*Supplied records:*
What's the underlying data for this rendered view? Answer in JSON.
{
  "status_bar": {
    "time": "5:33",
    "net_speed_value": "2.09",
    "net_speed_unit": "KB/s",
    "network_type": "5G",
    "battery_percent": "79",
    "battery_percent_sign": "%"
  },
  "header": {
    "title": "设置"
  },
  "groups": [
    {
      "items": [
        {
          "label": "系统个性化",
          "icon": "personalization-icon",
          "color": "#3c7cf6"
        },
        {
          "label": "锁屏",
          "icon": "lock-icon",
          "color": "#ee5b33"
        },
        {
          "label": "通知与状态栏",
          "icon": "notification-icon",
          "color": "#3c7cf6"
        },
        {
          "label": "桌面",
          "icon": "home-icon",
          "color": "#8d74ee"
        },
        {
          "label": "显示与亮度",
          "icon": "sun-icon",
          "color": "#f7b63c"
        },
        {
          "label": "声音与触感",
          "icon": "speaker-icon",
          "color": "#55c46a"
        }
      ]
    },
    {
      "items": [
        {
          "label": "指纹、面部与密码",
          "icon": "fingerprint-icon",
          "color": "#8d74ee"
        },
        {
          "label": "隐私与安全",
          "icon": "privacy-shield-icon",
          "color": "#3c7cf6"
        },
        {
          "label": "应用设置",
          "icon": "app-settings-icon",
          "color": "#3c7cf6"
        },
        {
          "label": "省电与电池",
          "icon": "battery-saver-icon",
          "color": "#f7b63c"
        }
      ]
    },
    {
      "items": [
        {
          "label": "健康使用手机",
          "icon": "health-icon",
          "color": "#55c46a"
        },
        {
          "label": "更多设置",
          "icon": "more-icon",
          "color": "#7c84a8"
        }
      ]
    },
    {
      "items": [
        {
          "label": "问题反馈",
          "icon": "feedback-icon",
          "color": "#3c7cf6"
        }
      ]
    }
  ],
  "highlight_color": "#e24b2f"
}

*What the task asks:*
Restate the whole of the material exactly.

*Exercise solution:*
What's the underlying data for this rendered view? Answer in JSON.
{
  "status_bar": {
    "time": "5:33",
    "net_speed_value": "2.09",
    "net_speed_unit": "KB/s",
    "network_type": "5G",
    "battery_percent": "79",
    "battery_percent_sign": "%"
  },
  "header": {
    "title": "设置"
  },
  "groups": [
    {
      "items": [
        {
          "label": "系统个性化",
          "icon": "personalization-icon",
          "color": "#3c7cf6"
        },
        {
          "label": "锁屏",
          "icon": "lock-icon",
          "color": "#ee5b33"
        },
        {
          "label": "通知与状态栏",
          "icon": "notification-icon",
          "color": "#3c7cf6"
        },
        {
          "label": "桌面",
          "icon": "home-icon",
          "color": "#8d74ee"
        },
        {
          "label": "显示与亮度",
          "icon": "sun-icon",
          "color": "#f7b63c"
        },
        {
          "label": "声音与触感",
          "icon": "speaker-icon",
          "color": "#55c46a"
        }
      ]
    },
    {
      "items": [
        {
          "label": "指纹、面部与密码",
          "icon": "fingerprint-icon",
          "color": "#8d74ee"
        },
        {
          "label": "隐私与安全",
          "icon": "privacy-shield-icon",
          "color": "#3c7cf6"
        },
        {
          "label": "应用设置",
          "icon": "app-settings-icon",
          "color": "#3c7cf6"
        },
        {
          "label": "省电与电池",
          "icon": "battery-saver-icon",
          "color": "#f7b63c"
        }
      ]
    },
    {
      "items": [
        {
          "label": "健康使用手机",
          "icon": "health-icon",
          "color": "#55c46a"
        },
        {
          "label": "更多设置",
          "icon": "more-icon",
          "color": "#7c84a8"
        }
      ]
    },
    {
      "items": [
        {
          "label": "问题反馈",
          "icon": "feedback-icon",
          "color": "#3c7cf6"
        }
      ]
    }
  ],
  "highlight_color": "#e24b2f"
}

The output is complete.